Extracted entries:
* * *
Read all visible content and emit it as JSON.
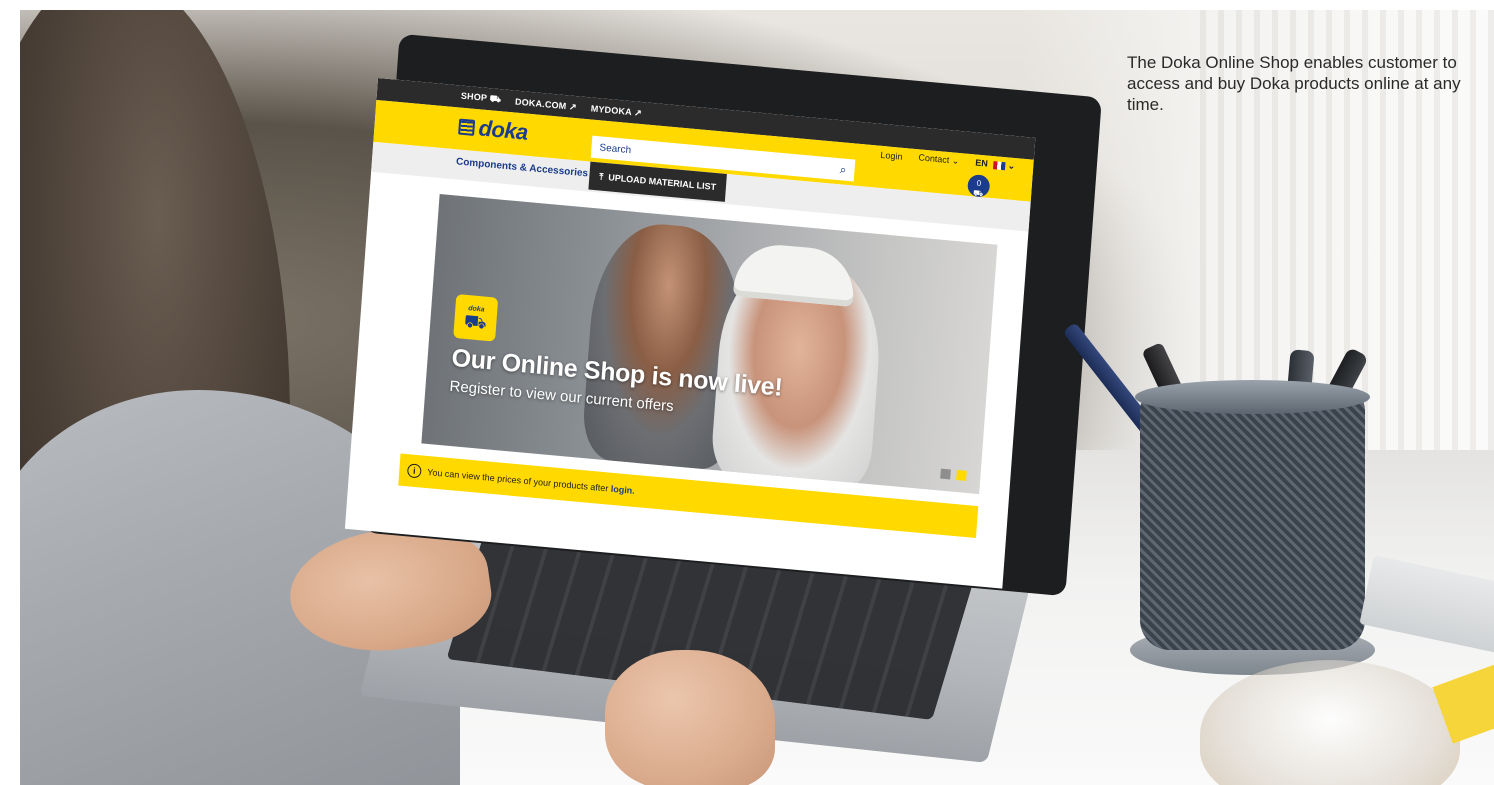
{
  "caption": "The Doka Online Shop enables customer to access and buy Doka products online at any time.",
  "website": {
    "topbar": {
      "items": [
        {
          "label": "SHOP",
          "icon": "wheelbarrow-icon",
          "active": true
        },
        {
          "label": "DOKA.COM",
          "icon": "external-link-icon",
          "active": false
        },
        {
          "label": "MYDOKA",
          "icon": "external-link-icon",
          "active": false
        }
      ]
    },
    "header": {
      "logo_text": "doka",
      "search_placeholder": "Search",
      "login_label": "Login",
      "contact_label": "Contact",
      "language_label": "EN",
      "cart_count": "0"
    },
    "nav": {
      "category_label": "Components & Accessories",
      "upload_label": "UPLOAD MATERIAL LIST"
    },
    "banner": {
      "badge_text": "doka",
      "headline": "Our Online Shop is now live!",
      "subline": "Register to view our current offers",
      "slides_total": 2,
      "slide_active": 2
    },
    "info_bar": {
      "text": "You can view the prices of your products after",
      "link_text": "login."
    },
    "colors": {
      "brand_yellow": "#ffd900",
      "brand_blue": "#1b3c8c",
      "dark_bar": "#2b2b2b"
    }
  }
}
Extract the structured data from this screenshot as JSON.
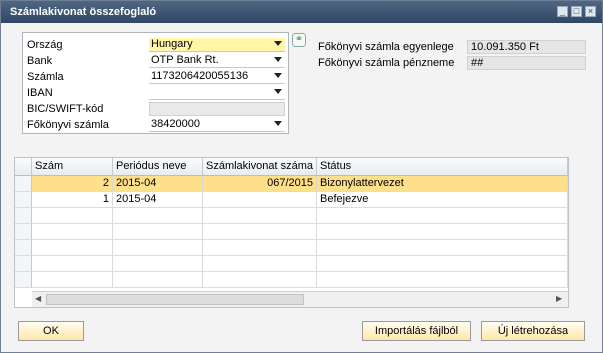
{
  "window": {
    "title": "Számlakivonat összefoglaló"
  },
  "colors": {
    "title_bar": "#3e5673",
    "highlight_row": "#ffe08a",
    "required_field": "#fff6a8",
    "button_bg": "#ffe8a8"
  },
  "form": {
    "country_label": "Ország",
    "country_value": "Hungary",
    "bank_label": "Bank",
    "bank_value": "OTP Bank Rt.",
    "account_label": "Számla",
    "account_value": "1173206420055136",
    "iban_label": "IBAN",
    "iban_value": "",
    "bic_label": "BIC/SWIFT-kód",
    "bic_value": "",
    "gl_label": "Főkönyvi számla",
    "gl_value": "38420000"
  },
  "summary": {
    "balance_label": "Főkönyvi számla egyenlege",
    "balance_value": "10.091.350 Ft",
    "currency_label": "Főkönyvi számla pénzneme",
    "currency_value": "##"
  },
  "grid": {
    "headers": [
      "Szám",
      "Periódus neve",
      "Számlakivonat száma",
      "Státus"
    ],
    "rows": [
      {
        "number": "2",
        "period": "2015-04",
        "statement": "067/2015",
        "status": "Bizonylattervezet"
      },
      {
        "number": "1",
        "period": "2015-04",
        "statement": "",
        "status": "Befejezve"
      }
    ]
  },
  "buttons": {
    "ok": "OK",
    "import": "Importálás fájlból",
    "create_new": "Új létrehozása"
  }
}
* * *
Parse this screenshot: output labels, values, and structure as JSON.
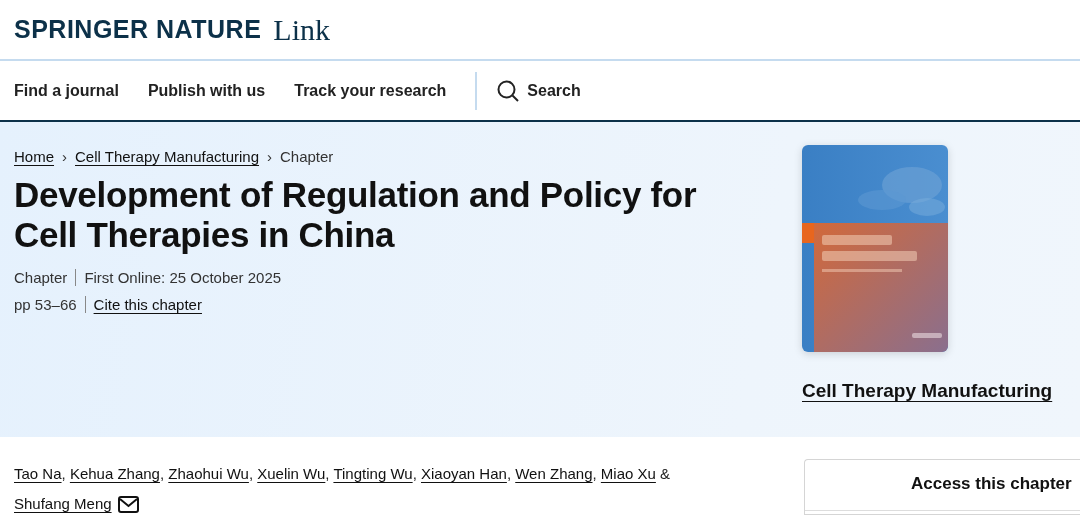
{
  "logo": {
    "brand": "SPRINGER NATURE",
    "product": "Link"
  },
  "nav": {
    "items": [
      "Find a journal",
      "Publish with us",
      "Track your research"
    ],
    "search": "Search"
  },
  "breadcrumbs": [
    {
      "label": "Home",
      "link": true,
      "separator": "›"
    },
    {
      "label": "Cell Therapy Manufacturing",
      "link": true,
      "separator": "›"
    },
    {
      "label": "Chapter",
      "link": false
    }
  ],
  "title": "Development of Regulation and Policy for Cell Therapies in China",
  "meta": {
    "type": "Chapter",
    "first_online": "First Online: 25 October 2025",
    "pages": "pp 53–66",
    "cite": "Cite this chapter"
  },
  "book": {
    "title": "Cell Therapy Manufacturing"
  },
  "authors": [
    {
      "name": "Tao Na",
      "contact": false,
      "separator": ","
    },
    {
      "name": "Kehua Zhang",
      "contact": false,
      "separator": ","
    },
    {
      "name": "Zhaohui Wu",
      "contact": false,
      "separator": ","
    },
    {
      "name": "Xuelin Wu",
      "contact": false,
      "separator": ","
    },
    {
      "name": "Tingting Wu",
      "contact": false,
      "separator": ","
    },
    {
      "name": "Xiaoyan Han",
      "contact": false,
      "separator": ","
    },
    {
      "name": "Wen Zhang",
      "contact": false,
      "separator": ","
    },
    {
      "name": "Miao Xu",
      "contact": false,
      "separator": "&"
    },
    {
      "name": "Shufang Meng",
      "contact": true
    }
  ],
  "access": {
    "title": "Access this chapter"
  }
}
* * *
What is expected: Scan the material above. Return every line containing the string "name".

Answer box:
      "name": "Tao Na",
      "name": "Kehua Zhang",
      "name": "Zhaohui Wu",
      "name": "Xuelin Wu",
      "name": "Tingting Wu",
      "name": "Xiaoyan Han",
      "name": "Wen Zhang",
      "name": "Miao Xu",
      "name": "Shufang Meng",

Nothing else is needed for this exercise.